From the millions of dollars that Maryland is paying British Airways (as reported in The Sun last October) to keep the global carrier at BWI Marshall Airport to all the gas tax dollars that go to the D.C. Metro and other transit systems that move relatively few people at extremely high cost, transportation trust fund money is being channeled away from the roadways and other heavily used transportation systems that need support.
The gas tax, in theory, is a good mechanism for funding roadways because drivers are taxed according to their usage: The more you drive, the more gas you buy and the more tax you pay. But the value of gas tax revenue has fallen over the years because of inflation and improved vehicle gas mileage. The result is that we’re paying less for road maintenance in real terms per each roadway‐damaging vehicle mile that we drive.
And those aren’t the only reasons Maryland’s transportation trust fund isn’t maintaining the state’s once high‐quality roadway system. Maryland officials have a passion for spending trust fund money on dubious “prestige” transportation projects, such as the hyper‐expensive Metro heavy rail, that have high publicity value but make little sense from a public policy perspective.

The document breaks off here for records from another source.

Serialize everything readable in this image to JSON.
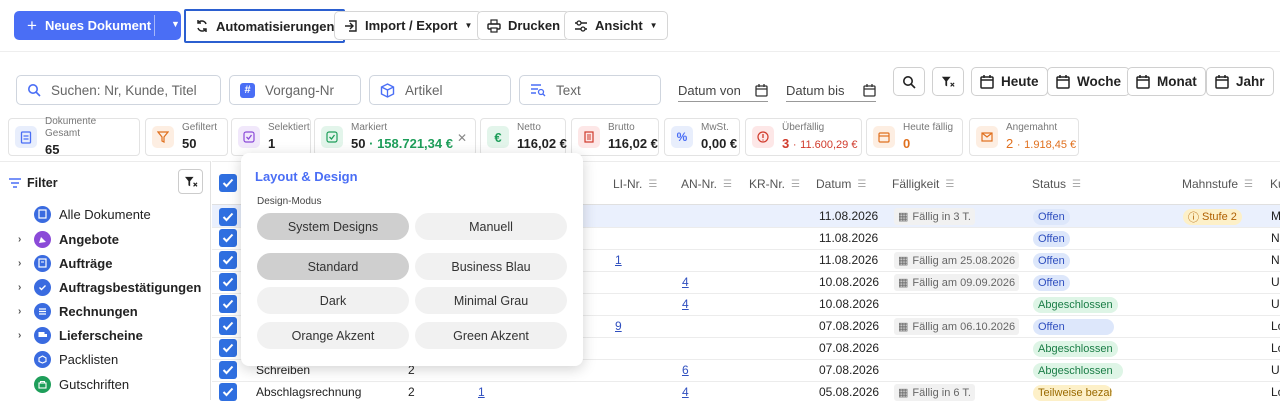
{
  "toolbar": {
    "new_doc": "Neues Dokument",
    "automations": "Automatisierungen",
    "import_export": "Import / Export",
    "print": "Drucken",
    "view": "Ansicht"
  },
  "search": {
    "customer_placeholder": "Suchen: Nr, Kunde, Titel",
    "process_placeholder": "Vorgang-Nr",
    "article_placeholder": "Artikel",
    "text_placeholder": "Text",
    "date_from": "Datum von",
    "date_to": "Datum bis"
  },
  "quick": {
    "today": "Heute",
    "week": "Woche",
    "month": "Monat",
    "year": "Jahr"
  },
  "stats": [
    {
      "label": "Dokumente Gesamt",
      "value": "65",
      "sub": ""
    },
    {
      "label": "Gefiltert",
      "value": "50",
      "sub": ""
    },
    {
      "label": "Selektiert",
      "value": "1",
      "sub": ""
    },
    {
      "label": "Markiert",
      "value": "50",
      "sub": "158.721,34 €"
    },
    {
      "label": "Netto",
      "value": "116,02 €",
      "sub": ""
    },
    {
      "label": "Brutto",
      "value": "116,02 €",
      "sub": ""
    },
    {
      "label": "MwSt.",
      "value": "0,00 €",
      "sub": ""
    },
    {
      "label": "Überfällig",
      "value": "3",
      "sub": "11.600,29 €"
    },
    {
      "label": "Heute fällig",
      "value": "0",
      "sub": ""
    },
    {
      "label": "Angemahnt",
      "value": "2",
      "sub": "1.918,45 €"
    }
  ],
  "sidebar": {
    "title": "Filter",
    "items": [
      {
        "label": "Alle Dokumente"
      },
      {
        "label": "Angebote"
      },
      {
        "label": "Aufträge"
      },
      {
        "label": "Auftragsbestätigungen"
      },
      {
        "label": "Rechnungen"
      },
      {
        "label": "Lieferscheine"
      },
      {
        "label": "Packlisten"
      },
      {
        "label": "Gutschriften"
      }
    ]
  },
  "table": {
    "headers": {
      "li": "LI-Nr.",
      "an": "AN-Nr.",
      "kr": "KR-Nr.",
      "date": "Datum",
      "due": "Fälligkeit",
      "status": "Status",
      "dunning": "Mahnstufe",
      "ku": "Ku"
    },
    "rows": [
      {
        "li": "",
        "an": "",
        "date": "11.08.2026",
        "due": "Fällig in 3 T.",
        "status": "Offen",
        "dunning": "Stufe 2",
        "ku": "M"
      },
      {
        "li": "",
        "an": "",
        "date": "11.08.2026",
        "due": "",
        "status": "Offen",
        "dunning": "",
        "ku": "N"
      },
      {
        "li": "1",
        "an": "",
        "date": "11.08.2026",
        "due": "Fällig am 25.08.2026",
        "status": "Offen",
        "dunning": "",
        "ku": "N"
      },
      {
        "li": "",
        "an": "4",
        "date": "10.08.2026",
        "due": "Fällig am 09.09.2026",
        "status": "Offen",
        "dunning": "",
        "ku": "U"
      },
      {
        "li": "",
        "an": "4",
        "date": "10.08.2026",
        "due": "",
        "status": "Abgeschlossen",
        "dunning": "",
        "ku": "U"
      },
      {
        "li": "9",
        "an": "",
        "date": "07.08.2026",
        "due": "Fällig am 06.10.2026",
        "status": "Offen",
        "dunning": "",
        "ku": "Lo"
      },
      {
        "li": "",
        "an": "",
        "date": "07.08.2026",
        "due": "",
        "status": "Abgeschlossen",
        "dunning": "",
        "ku": "Lo"
      },
      {
        "li": "",
        "an": "6",
        "date": "07.08.2026",
        "due": "",
        "status": "Abgeschlossen",
        "dunning": "",
        "ku": "U"
      },
      {
        "li": "",
        "an": "4",
        "date": "05.08.2026",
        "due": "Fällig in 6 T.",
        "status": "Teilweise bezahlt",
        "dunning": "",
        "ku": "Lo"
      }
    ],
    "type_rows": [
      {
        "label": "Schreiben",
        "count": "2",
        "li": ""
      },
      {
        "label": "Abschlagsrechnung",
        "count": "2",
        "li": "1"
      }
    ]
  },
  "popup": {
    "title": "Layout & Design",
    "mode_label": "Design-Modus",
    "modes": [
      "System Designs",
      "Manuell"
    ],
    "themes": [
      "Standard",
      "Business Blau",
      "Dark",
      "Minimal Grau",
      "Orange Akzent",
      "Green Akzent"
    ]
  },
  "colors": {
    "primary": "#4a6ef5",
    "green": "#1e9e5a",
    "red": "#d03a2b",
    "orange": "#e0701e"
  }
}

Motorists should be angry about the questionable use of the transportation fund, but they should be outraged by the corporate welfare that politicians in Annapolis hand out to gas retailers. Consider the state’s 1974 “mandatory middleman” law, which prohibits oil companies from selling motor fuel directly to consumers. Instead, sales must be made through middlemen, such as franchised retailers. The result is a double markup on gasoline, so that oil companies and middlemen can profit on sales at the expense of motorists.
In 2002, Annapolis passed an “unfair price” law prohibiting retailers from selling motor fuels below state‐established minimum prices unless the retailers can prove that their prices aren’t “unfairly low.” Designed to rein in gasoline discounters such as convenience stores and shoppers’ clubs, the law dampens price competition and further pads gasoline profits.

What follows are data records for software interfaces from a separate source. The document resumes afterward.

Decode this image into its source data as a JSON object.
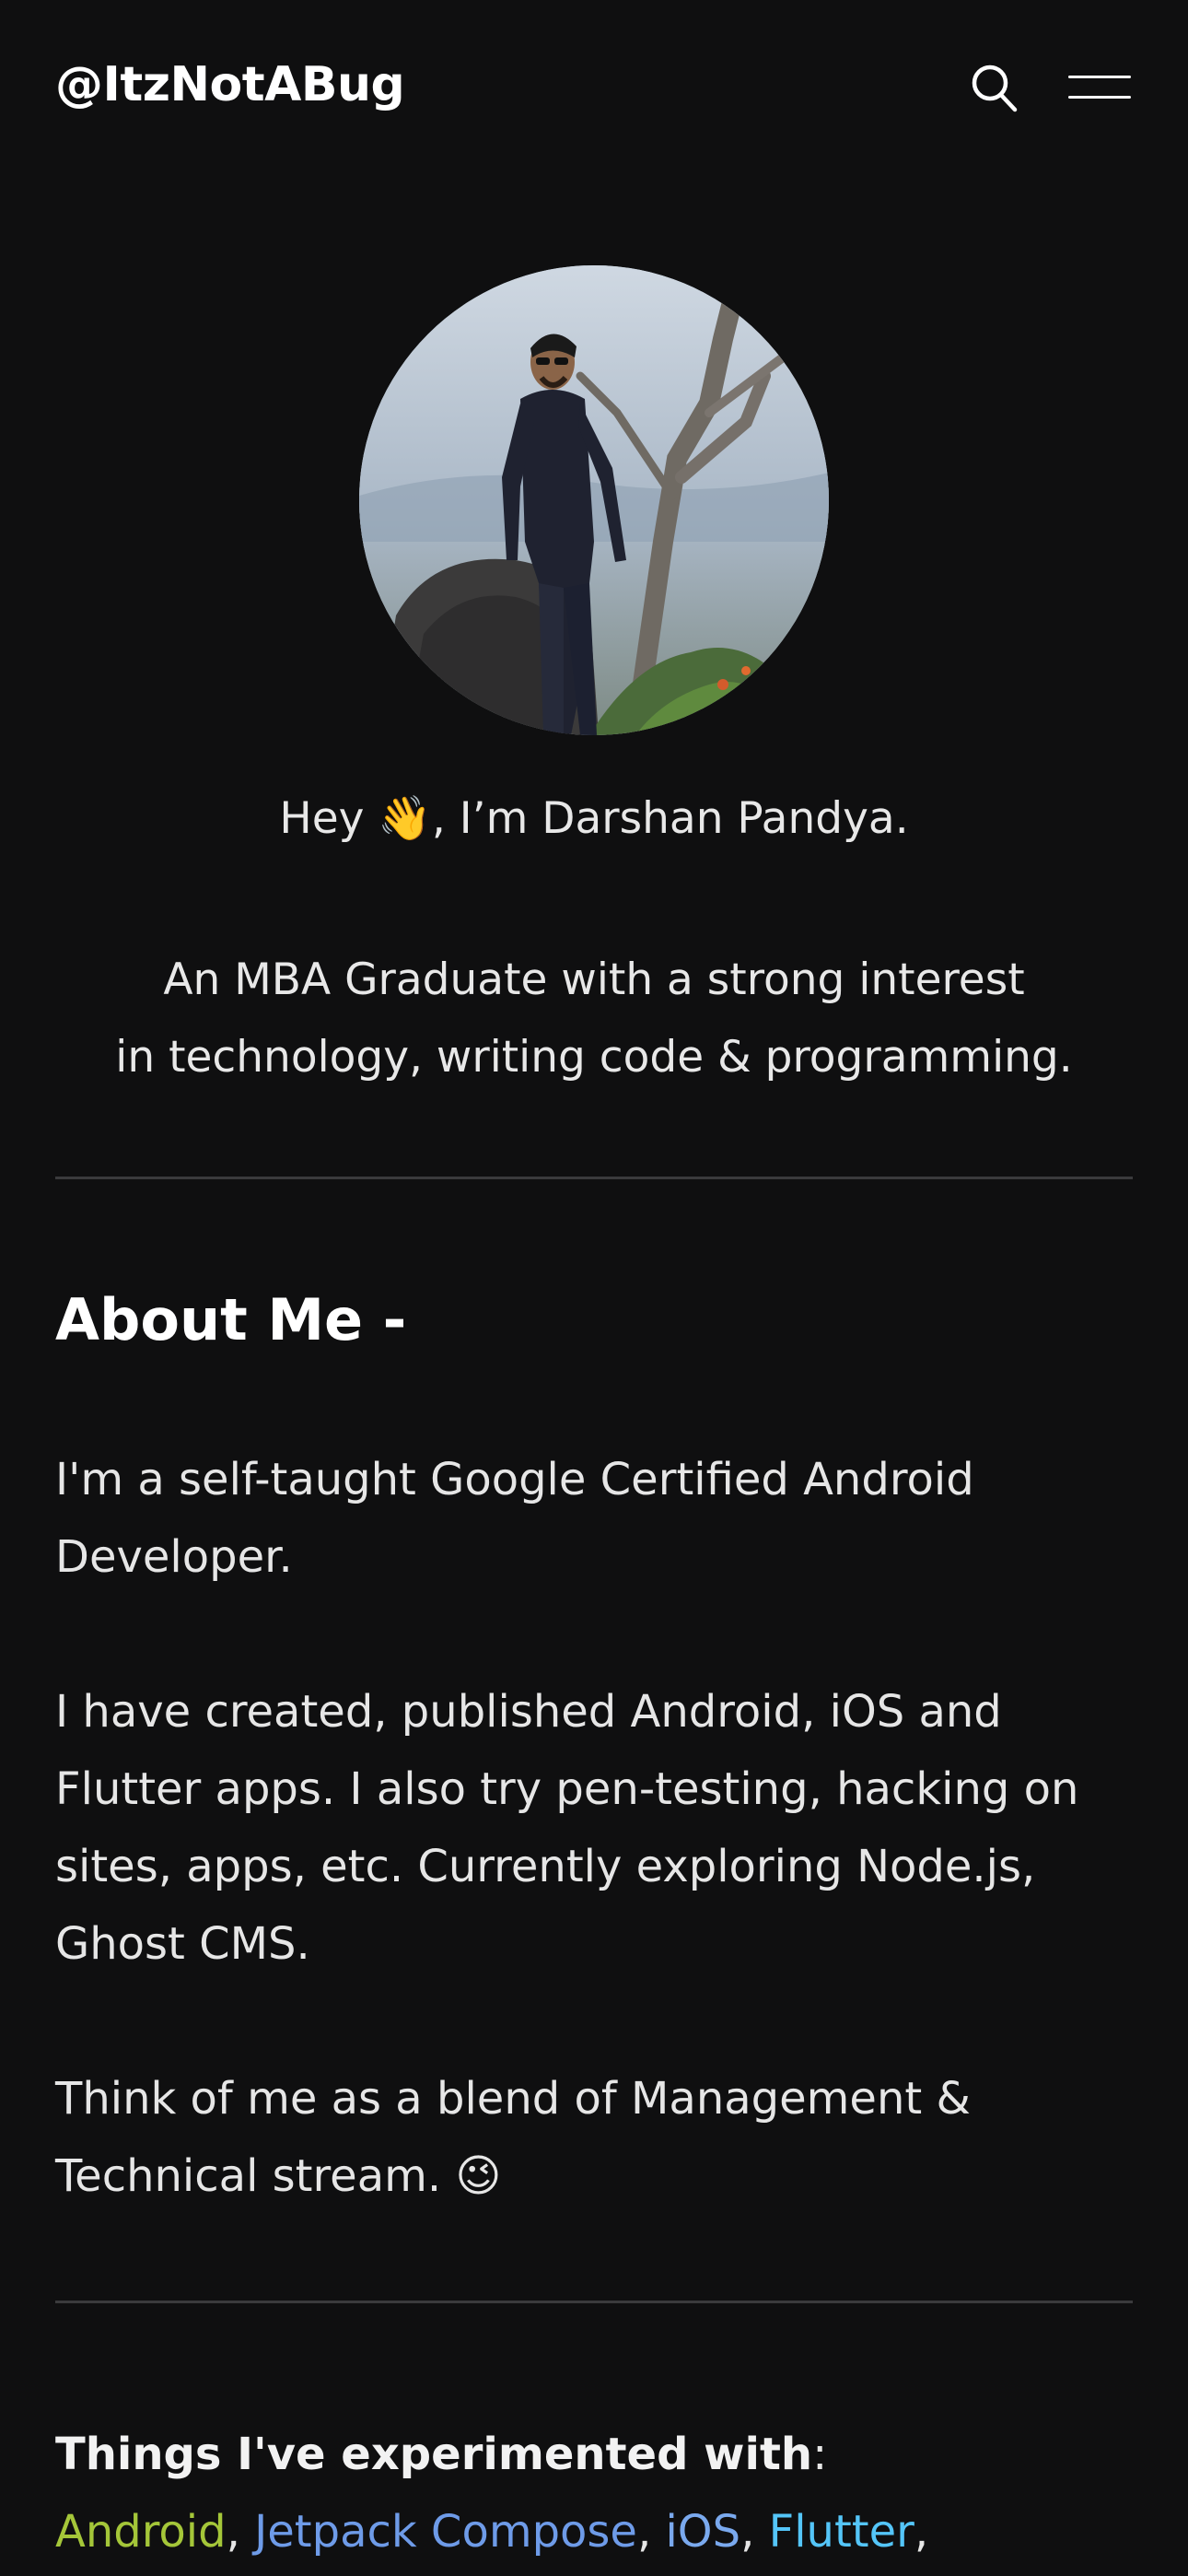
{
  "header": {
    "site_title": "@ItzNotABug"
  },
  "intro": {
    "greeting_prefix": "Hey ",
    "greeting_emoji": "👋",
    "greeting_suffix": ", I’m Darshan Pandya.",
    "tagline_line1": "An MBA Graduate with a strong interest",
    "tagline_line2": "in technology, writing code & programming."
  },
  "about": {
    "heading": "About Me -",
    "p1": "I'm a self-taught Google Certified Android Developer.",
    "p2": "I have created, published Android, iOS and Flutter apps. I also try pen-testing, hacking on sites, apps, etc. Currently exploring Node.js, Ghost CMS.",
    "p3_text": "Think of me as a blend of Management & Technical stream. ",
    "p3_emoji": "😉"
  },
  "things": {
    "label": "Things I've experimented with",
    "colon": ":",
    "items": [
      {
        "label": "Android",
        "color": "#a4c639"
      },
      {
        "label": "Jetpack Compose",
        "color": "#6e9be8"
      },
      {
        "label": "iOS",
        "color": "#7aa9ee"
      },
      {
        "label": "Flutter",
        "color": "#54c5f8"
      }
    ]
  },
  "colors": {
    "background": "#0f0f10",
    "text": "#e6e6e6",
    "divider": "#3a3a3c"
  }
}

Both of these laws are routinely defended by legislators as necessary to protect “the little guy” — meaning the businessmen who own gas stations. Curiously, the politicians make no mention of the effect these laws have on that other little guy, the motorist.

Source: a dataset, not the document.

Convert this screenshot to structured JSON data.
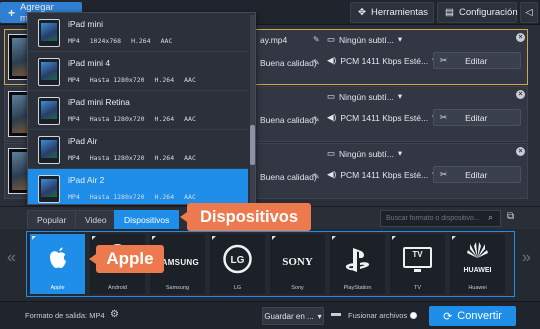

If Maryland motorists must sacrifice by paying higher gas taxes, they should demand that Annapolis make better use of the transportation fund money and reduce the corporate welfare that the state hands out to politically favored businesses.
No doubt such reforms would lead to reduced campaign contributions for Maryland politicians. But perhaps the politicians should also “suck it up” for the good of the state.